(Data extracted from a collection)

· · · · · · ·

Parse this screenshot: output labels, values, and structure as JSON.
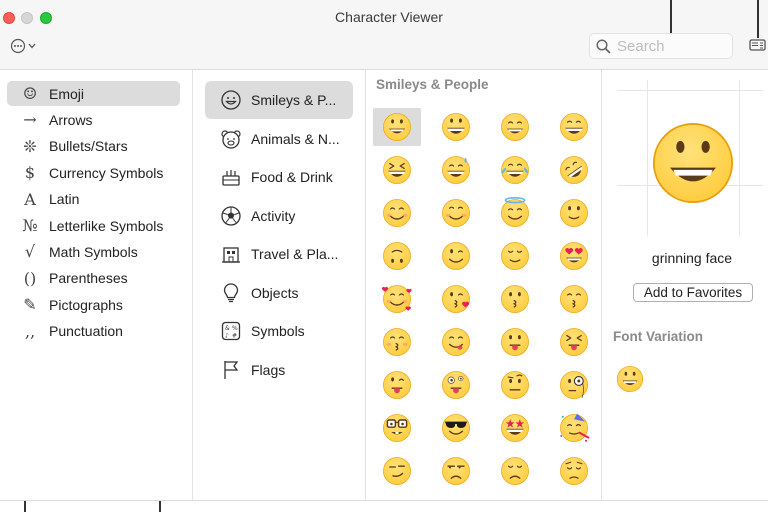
{
  "window": {
    "title": "Character Viewer"
  },
  "toolbar": {
    "action_icon": "ellipsis-circle-icon",
    "search_placeholder": "Search",
    "search_value": "",
    "toggle_icon": "sidebar-toggle-icon"
  },
  "categories": [
    {
      "glyph": "☺",
      "label": "Emoji",
      "selected": true
    },
    {
      "glyph": "→",
      "label": "Arrows"
    },
    {
      "glyph": "❊",
      "label": "Bullets/Stars"
    },
    {
      "glyph": "$",
      "label": "Currency Symbols"
    },
    {
      "glyph": "A",
      "label": "Latin"
    },
    {
      "glyph": "№",
      "label": "Letterlike Symbols"
    },
    {
      "glyph": "√",
      "label": "Math Symbols"
    },
    {
      "glyph": "()",
      "label": "Parentheses"
    },
    {
      "glyph": "✎",
      "label": "Pictographs"
    },
    {
      "glyph": "‚‚",
      "label": "Punctuation"
    }
  ],
  "groups": [
    {
      "icon": "smiley-icon",
      "label": "Smileys & P...",
      "selected": true
    },
    {
      "icon": "bear-icon",
      "label": "Animals & N..."
    },
    {
      "icon": "cake-icon",
      "label": "Food & Drink"
    },
    {
      "icon": "soccer-ball-icon",
      "label": "Activity"
    },
    {
      "icon": "building-icon",
      "label": "Travel & Pla..."
    },
    {
      "icon": "lightbulb-icon",
      "label": "Objects"
    },
    {
      "icon": "symbols-icon",
      "label": "Symbols"
    },
    {
      "icon": "flag-icon",
      "label": "Flags"
    }
  ],
  "grid": {
    "header": "Smileys & People",
    "selected_index": 0,
    "emoji": [
      "grinning",
      "grin-wide",
      "smile",
      "beam",
      "squint",
      "sweat",
      "joy",
      "rofl",
      "smiling-relaxed",
      "blush",
      "halo",
      "slight-smile",
      "upside-down",
      "wink",
      "relieved",
      "heart-eyes",
      "hearts",
      "kiss-heart",
      "kissing",
      "kiss-smile",
      "kiss-closed",
      "yum",
      "tongue",
      "squint-tongue",
      "wink-tongue",
      "zany",
      "raised-brow",
      "monocle",
      "nerd",
      "sunglasses",
      "star-struck",
      "party",
      "smirk",
      "unamused",
      "disappointed",
      "pensive"
    ]
  },
  "detail": {
    "preview_icon": "grinning-face-large-icon",
    "name": "grinning face",
    "add_favorites_label": "Add to Favorites",
    "font_variation_title": "Font Variation"
  },
  "colors": {
    "emoji_face": "#FFCB3B",
    "emoji_edge": "#E9A010",
    "feature": "#5B3A16",
    "selection": "#DCDCDC"
  }
}
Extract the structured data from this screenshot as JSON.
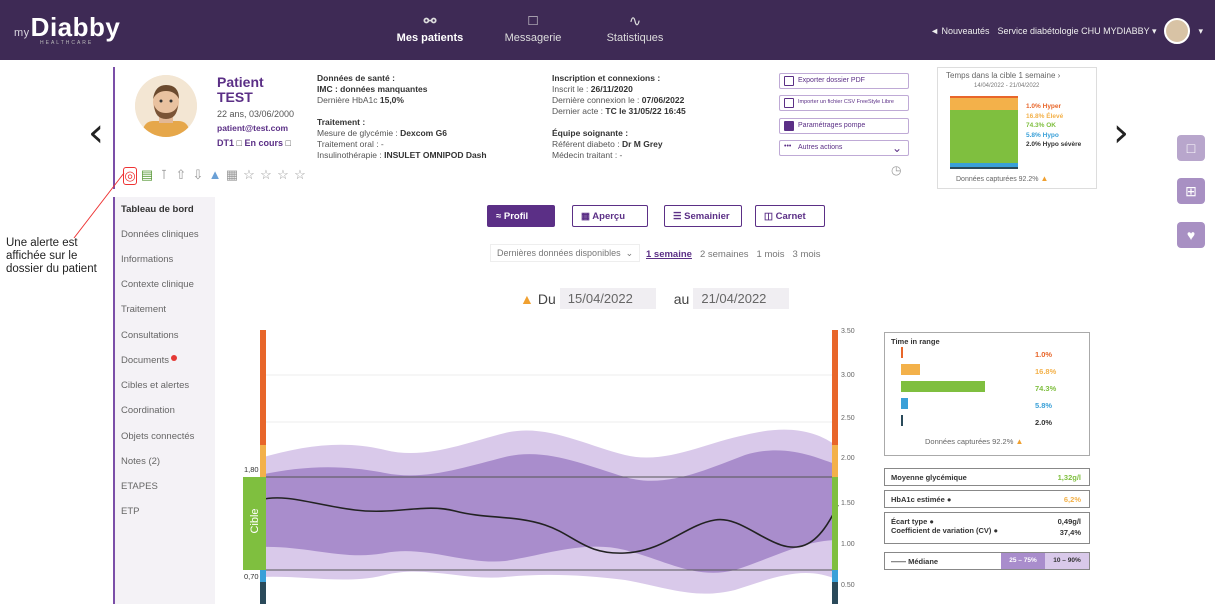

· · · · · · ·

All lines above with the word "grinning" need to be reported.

      "grinning",
    "preview_icon": "grinning-face-large-icon",
    "name": "grinning face",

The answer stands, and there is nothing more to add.